App and web page records:
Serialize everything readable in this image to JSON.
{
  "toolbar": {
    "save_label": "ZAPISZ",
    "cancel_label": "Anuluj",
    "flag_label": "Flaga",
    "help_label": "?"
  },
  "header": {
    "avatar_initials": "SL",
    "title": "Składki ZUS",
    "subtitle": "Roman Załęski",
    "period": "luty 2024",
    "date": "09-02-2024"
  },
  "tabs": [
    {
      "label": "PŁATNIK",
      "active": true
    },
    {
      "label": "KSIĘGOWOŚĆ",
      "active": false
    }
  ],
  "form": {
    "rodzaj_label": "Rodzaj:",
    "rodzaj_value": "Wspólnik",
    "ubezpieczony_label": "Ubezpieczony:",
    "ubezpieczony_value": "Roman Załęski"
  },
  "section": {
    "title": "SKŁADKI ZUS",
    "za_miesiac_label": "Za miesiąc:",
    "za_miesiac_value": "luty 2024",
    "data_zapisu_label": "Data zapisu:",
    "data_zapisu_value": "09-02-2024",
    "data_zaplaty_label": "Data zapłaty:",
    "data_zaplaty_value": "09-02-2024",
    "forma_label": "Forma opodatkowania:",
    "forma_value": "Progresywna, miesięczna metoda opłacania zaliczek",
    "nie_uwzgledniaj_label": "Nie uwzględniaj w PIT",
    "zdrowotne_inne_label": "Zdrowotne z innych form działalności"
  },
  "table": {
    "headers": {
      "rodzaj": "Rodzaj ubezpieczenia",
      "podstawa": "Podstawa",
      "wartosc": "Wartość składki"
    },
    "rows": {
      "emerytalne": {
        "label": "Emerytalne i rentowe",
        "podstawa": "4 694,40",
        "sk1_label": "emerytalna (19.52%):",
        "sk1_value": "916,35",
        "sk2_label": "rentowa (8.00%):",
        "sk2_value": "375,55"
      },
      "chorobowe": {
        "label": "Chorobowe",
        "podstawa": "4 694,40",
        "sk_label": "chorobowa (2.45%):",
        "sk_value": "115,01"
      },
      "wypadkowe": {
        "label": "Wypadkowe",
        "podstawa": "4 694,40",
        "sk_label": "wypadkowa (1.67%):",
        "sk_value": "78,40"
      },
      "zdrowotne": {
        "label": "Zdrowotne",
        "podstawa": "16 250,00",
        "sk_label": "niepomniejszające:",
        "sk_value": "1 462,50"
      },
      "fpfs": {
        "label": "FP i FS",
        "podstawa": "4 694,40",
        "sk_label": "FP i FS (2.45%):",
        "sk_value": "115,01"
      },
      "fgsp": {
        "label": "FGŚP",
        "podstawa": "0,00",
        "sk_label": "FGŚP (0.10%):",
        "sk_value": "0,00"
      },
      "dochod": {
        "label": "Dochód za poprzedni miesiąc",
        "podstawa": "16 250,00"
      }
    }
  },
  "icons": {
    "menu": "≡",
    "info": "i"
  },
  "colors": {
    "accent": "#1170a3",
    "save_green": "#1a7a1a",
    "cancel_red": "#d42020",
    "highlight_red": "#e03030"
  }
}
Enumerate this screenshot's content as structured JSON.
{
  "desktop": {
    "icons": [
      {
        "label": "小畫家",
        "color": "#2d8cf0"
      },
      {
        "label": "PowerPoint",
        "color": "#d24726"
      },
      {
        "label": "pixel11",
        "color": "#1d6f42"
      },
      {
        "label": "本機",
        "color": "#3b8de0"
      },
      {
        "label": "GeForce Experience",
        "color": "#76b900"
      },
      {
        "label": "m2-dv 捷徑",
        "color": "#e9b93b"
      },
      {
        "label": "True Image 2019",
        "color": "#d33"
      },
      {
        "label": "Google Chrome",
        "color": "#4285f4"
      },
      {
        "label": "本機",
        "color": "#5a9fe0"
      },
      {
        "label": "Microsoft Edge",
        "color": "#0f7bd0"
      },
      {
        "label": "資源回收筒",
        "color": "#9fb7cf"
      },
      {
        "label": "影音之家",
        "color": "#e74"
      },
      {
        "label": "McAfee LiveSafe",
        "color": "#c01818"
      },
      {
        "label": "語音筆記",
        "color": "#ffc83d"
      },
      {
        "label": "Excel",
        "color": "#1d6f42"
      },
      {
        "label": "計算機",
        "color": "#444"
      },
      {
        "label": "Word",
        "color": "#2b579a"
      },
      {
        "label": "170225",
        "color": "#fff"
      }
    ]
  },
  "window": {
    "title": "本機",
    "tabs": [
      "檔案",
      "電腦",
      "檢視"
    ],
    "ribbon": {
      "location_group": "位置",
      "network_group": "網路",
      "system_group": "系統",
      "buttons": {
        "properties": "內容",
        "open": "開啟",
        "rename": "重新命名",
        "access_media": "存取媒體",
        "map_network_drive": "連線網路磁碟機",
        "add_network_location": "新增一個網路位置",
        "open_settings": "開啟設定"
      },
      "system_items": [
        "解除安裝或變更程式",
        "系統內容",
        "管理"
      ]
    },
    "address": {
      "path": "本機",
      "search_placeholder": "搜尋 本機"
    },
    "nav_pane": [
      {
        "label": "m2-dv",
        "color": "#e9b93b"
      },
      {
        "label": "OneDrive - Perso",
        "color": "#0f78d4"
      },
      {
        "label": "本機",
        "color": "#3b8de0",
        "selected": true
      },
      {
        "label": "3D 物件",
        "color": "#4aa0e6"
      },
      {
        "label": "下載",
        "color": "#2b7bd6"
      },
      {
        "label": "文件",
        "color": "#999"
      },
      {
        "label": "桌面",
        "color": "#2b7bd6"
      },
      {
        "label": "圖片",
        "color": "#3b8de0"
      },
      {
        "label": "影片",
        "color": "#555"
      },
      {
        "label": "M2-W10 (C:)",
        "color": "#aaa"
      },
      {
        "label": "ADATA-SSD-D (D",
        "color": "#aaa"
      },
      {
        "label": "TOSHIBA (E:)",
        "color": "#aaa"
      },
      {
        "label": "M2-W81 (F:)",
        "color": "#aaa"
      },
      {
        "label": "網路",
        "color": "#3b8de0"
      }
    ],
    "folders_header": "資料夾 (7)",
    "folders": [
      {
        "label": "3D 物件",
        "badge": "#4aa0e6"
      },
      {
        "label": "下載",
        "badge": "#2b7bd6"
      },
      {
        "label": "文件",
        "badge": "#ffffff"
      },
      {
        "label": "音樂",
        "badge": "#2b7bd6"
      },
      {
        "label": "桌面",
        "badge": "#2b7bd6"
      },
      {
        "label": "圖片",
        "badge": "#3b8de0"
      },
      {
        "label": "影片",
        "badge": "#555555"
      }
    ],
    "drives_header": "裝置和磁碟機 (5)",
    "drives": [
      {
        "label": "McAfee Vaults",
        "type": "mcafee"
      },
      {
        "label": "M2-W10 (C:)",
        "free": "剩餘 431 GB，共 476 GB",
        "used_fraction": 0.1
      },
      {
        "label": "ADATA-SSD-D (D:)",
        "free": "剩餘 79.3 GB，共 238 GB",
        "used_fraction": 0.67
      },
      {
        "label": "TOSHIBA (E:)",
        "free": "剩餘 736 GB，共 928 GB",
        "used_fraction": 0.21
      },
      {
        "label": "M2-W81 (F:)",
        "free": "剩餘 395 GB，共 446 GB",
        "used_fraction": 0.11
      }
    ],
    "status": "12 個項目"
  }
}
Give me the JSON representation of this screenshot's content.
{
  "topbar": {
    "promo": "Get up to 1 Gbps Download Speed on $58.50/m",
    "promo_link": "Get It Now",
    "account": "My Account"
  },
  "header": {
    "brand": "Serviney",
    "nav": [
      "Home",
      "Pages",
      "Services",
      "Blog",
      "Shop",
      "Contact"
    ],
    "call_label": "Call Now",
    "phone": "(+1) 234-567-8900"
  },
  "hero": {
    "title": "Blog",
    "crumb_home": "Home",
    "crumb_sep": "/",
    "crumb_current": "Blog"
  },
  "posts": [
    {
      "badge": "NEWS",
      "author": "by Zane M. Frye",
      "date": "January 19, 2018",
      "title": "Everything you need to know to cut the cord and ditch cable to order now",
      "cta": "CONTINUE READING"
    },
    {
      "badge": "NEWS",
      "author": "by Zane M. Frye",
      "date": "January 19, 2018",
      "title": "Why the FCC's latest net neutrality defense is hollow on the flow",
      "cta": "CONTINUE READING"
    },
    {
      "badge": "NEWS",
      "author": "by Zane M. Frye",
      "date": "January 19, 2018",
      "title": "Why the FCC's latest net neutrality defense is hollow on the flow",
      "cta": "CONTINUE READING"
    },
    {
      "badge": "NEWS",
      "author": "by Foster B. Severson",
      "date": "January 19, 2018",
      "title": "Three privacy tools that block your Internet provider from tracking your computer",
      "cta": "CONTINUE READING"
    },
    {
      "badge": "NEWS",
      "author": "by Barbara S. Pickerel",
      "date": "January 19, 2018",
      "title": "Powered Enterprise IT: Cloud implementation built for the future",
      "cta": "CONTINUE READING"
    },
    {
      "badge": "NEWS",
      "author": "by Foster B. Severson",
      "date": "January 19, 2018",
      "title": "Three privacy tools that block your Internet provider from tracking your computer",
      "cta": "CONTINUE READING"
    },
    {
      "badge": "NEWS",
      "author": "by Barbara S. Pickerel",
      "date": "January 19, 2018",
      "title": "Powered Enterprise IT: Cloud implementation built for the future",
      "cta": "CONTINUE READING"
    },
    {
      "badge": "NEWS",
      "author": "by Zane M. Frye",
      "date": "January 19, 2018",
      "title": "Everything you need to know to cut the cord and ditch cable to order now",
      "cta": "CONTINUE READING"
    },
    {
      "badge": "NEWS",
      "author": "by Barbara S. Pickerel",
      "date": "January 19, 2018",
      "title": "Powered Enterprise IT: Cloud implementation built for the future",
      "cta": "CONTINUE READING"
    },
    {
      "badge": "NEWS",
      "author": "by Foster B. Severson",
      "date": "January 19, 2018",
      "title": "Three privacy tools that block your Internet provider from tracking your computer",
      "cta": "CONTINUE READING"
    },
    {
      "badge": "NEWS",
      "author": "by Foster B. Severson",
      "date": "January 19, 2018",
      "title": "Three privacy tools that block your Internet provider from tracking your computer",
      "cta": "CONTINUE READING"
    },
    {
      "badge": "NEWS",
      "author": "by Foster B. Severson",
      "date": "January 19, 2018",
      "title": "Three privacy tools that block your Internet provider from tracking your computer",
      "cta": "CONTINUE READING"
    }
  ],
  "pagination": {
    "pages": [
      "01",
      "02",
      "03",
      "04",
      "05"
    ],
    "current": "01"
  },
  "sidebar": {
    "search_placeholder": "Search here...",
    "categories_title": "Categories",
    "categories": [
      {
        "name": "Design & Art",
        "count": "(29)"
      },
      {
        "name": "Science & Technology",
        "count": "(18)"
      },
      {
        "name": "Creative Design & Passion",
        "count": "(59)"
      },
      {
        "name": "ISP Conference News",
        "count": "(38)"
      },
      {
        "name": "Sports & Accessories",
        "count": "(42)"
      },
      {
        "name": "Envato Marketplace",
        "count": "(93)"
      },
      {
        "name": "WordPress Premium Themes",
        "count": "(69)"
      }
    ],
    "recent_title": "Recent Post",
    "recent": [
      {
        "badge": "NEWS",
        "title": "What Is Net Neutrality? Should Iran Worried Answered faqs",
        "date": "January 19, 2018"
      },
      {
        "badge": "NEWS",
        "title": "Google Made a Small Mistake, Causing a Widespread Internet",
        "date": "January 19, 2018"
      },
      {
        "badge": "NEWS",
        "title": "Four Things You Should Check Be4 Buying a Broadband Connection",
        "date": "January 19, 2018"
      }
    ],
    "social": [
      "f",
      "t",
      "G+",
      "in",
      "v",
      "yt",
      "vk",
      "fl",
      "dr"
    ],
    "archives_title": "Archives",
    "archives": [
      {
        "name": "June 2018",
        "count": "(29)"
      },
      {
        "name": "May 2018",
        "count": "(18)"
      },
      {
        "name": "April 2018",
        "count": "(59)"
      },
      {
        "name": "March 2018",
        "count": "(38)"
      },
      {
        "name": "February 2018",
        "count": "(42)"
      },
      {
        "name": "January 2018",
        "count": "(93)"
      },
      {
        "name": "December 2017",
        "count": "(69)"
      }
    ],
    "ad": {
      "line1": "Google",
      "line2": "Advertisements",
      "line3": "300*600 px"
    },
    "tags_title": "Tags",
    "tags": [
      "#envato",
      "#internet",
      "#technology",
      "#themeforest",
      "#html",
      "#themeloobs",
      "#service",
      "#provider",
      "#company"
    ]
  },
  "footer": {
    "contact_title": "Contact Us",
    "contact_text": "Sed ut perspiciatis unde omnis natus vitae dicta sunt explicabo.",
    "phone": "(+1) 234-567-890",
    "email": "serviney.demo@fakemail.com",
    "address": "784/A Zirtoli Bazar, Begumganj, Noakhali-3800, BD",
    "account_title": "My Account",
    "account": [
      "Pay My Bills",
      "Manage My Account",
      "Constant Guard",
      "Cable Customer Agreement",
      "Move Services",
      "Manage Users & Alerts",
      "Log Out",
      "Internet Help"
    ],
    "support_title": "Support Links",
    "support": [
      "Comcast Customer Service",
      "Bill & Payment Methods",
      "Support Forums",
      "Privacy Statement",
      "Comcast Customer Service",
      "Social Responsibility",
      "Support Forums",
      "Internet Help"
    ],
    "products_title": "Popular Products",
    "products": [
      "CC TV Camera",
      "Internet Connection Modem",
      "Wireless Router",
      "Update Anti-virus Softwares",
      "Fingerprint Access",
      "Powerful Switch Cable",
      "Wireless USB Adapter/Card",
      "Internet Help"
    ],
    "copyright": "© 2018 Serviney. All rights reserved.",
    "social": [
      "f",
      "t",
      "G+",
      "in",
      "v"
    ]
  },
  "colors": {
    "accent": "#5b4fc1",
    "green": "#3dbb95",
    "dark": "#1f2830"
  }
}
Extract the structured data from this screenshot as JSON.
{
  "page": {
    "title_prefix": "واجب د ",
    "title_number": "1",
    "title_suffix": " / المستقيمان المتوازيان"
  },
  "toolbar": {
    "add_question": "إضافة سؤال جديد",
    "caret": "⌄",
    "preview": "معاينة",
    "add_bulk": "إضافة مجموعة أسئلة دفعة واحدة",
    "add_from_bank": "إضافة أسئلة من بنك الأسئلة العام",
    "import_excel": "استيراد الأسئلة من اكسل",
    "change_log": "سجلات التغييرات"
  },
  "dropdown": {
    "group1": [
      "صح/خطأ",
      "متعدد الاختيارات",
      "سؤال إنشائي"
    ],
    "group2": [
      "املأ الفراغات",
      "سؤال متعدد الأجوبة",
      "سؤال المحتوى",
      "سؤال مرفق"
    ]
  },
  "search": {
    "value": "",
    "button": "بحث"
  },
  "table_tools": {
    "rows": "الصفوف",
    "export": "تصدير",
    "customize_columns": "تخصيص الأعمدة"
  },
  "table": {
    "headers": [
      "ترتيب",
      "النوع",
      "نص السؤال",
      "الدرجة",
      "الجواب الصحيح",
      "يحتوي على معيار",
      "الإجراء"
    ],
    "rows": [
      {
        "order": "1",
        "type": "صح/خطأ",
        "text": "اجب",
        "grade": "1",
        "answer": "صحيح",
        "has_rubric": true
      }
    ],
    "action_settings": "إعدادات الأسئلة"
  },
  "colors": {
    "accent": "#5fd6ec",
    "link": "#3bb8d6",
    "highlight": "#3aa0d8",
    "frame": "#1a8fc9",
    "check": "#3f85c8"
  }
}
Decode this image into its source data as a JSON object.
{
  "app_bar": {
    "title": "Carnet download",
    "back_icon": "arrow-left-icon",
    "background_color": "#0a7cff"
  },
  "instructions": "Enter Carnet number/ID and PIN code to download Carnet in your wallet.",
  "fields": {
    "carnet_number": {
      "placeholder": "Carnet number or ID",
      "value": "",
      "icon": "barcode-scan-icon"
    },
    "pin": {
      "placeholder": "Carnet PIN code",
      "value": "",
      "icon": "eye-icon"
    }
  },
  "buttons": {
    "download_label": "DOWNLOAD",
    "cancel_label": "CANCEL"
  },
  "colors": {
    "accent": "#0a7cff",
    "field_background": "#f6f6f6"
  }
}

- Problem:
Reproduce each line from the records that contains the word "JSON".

- Written solution:
Serialize everything readable in this image to JSON.
Enumerate this screenshot's content as structured JSON.
Give me the JSON representation of this screenshot's content.
Extract the structured data from this screenshot as JSON.
Decode this image into its source data as a JSON object.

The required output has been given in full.